From September 10 to 12, 60,000 music lovers gathered at Union Park in Chicago’s Near West Side. The return of Pitchfork Music Festival was highly anticipated in Chicago, as the festival’s 15th anniversary was canceled last year due to COVID-19. This year’s artist line up was especially attractive to Chicago college students with Phoebe Bridgers, St. Vincent and Erykah Badu headlining the event.
After a summer of fluctuating health and safety restrictions, vaccine and mask mandates along with the emergence of the delta variant, safety measures were put in place to limit the spread of the virus among the approximated 19,000 attendees.
According to its website, attendees were required to show proof of full vaccination or “a negative COVID-19 test result (obtained) within 24 hours each day” the concert-goer attended the festival.
21-year-old Devin Wright, a comedy arts major at DePaul University, attended all three days of the festival. This was Wright’s first music festival since the COVID-19 pandemic began over a year ago. She was impressed with the overall layout and music of the weekend.
“The first day was pretty tough, just with timing, finding food, water, being in the sun all day,” she said. “But the second two days (were) super eye-opening. I saw some of my favorite artists. I was in the front for all of them. I was just hopping all around that festival.”
When it came to COVID safety, Wright noticed mixed adherence to mask wearing. Face coverings were not mandated by Pitchfork, only “recommended and encouraged” when guests were not eating or drinking.
“There were definitely people wearing masks, but it was not a lot,” Wright said. People were “wearing masks while entering and then taking them off. Even in the really big mosh pits and during the closers and headliners, people were not wearing masks at all.”
Kate Apostolacus, a junior at Columbia College Chicago, attended the much larger Lollapalooza before attending Pitchfork. She noticed COVID safety was approached with more care at Pitchfork than at the August music festival.
Pitchfork Security “checked your ID and your vaccine card, which was a lot different than Lolla,” Apostolacus said. “At Lolla, they didn’t check your ID at all.”
By checking identification alongside vaccine cards and negative test results, security can verify that the names and birthdays of attendees matched their proof of health. By failing to verify this information, unvaccinated or COVID positive attendees could easily enter an event and infect others.
Apostolacus tested negative after attending all three days of Lollapalooza and has not experienced any COVID-like symptoms after her weekend at Pitchfork. “I wore my mask the entire time, just because I know a lot of individuals who are vaccinated and still recently have gotten COVID,” she said.
21-year-old DePaul senior Riley Reed felt comfortable at Pitchfork, where she saw Bridgers, Big Thief, Angel Olsen and St. Vincent.
“I felt pretty comfortable since there weren’t as many festival goers as something like Lollapalooza, people were pretty good about wearing masks and I wore a KN-95 each day I went just to be extra safe,” Reed wrote in an email. “Since it was outside I think people felt comfortable to not wear them and there definitely were people that weren’t properly masked.

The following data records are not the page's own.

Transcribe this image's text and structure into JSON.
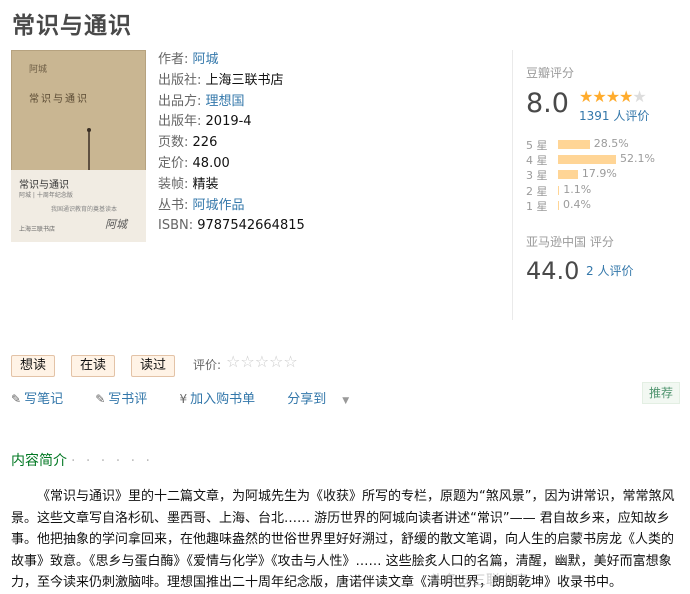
{
  "page_title": "常识与通识",
  "cover": {
    "author": "阿城",
    "book_name": "常识与通识",
    "lower_title": "常识与通识",
    "lower_sub": "阿城 | 十周年纪念版",
    "lower_line": "我国通识教育的奠基读本",
    "publisher": "上海三联书店",
    "signature": "阿城"
  },
  "info": [
    {
      "label": "作者:",
      "value": "阿城",
      "link": true
    },
    {
      "label": "出版社:",
      "value": "上海三联书店",
      "link": false
    },
    {
      "label": "出品方:",
      "value": "理想国",
      "link": true
    },
    {
      "label": "出版年:",
      "value": "2019-4",
      "link": false
    },
    {
      "label": "页数:",
      "value": "226",
      "link": false
    },
    {
      "label": "定价:",
      "value": "48.00",
      "link": false
    },
    {
      "label": "装帧:",
      "value": "精装",
      "link": false
    },
    {
      "label": "丛书:",
      "value": "阿城作品",
      "link": true
    },
    {
      "label": "ISBN:",
      "value": "9787542664815",
      "link": false
    }
  ],
  "douban": {
    "title": "豆瓣评分",
    "score": "8.0",
    "stars_filled": 4,
    "count_text": "1391 人评价",
    "distribution": [
      {
        "label": "5 星",
        "percent": 28.5,
        "text": "28.5%"
      },
      {
        "label": "4 星",
        "percent": 52.1,
        "text": "52.1%"
      },
      {
        "label": "3 星",
        "percent": 17.9,
        "text": "17.9%"
      },
      {
        "label": "2 星",
        "percent": 1.1,
        "text": "1.1%"
      },
      {
        "label": "1 星",
        "percent": 0.4,
        "text": "0.4%"
      }
    ]
  },
  "amazon": {
    "title": "亚马逊中国 评分",
    "score": "44.0",
    "count_text": "2 人评价"
  },
  "actions": {
    "want": "想读",
    "reading": "在读",
    "read": "读过",
    "rate_label": "评价:"
  },
  "links": {
    "note": "写笔记",
    "review": "写书评",
    "cart": "加入购书单",
    "share": "分享到"
  },
  "recommend": "推荐",
  "intro": {
    "heading": "内容简介",
    "dots": "· · · · · ·",
    "text": "《常识与通识》里的十二篇文章，为阿城先生为《收获》所写的专栏，原题为“煞风景”，因为讲常识，常常煞风景。这些文章写自洛杉矶、墨西哥、上海、台北…… 游历世界的阿城向读者讲述“常识”—— 君自故乡来，应知故乡事。他把抽象的学问拿回来，在他趣味盎然的世俗世界里好好溯过，舒缓的散文笔调，向人生的启蒙书房龙《人类的故事》致意。《思乡与蛋白酶》《爱情与化学》《攻击与人性》…… 这些脍炙人口的名篇，清醒，幽默，美好而富想象力，至今读来仍刺激脑啡。理想国推出二十周年纪念版，唐诺伴读文章《清明世界，朗朗乾坤》收录书中。"
  },
  "watermark": "头条@三联书店"
}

Overall I felt pretty comfortable though!”
Returning back to everyday, pandemic life after a weekend-long music festival was hard for Wright. “My post-concert depression for the past few days has been so intense,” she said. “It gives you a body high being around that many people, listening to live music, going all day with friends and doing fun stuff all weekend, non-stop.”.
After returning to her school work and daily responsibilities, her weekend at Pitchfork reportedly feels like a fever dream. The wrinkled, neon green wrist band was still intact on her right wrist.
“This is the only thing that’s reminding me it even happened at this point,” Wright said with a laugh.
Header image by Teagan Baker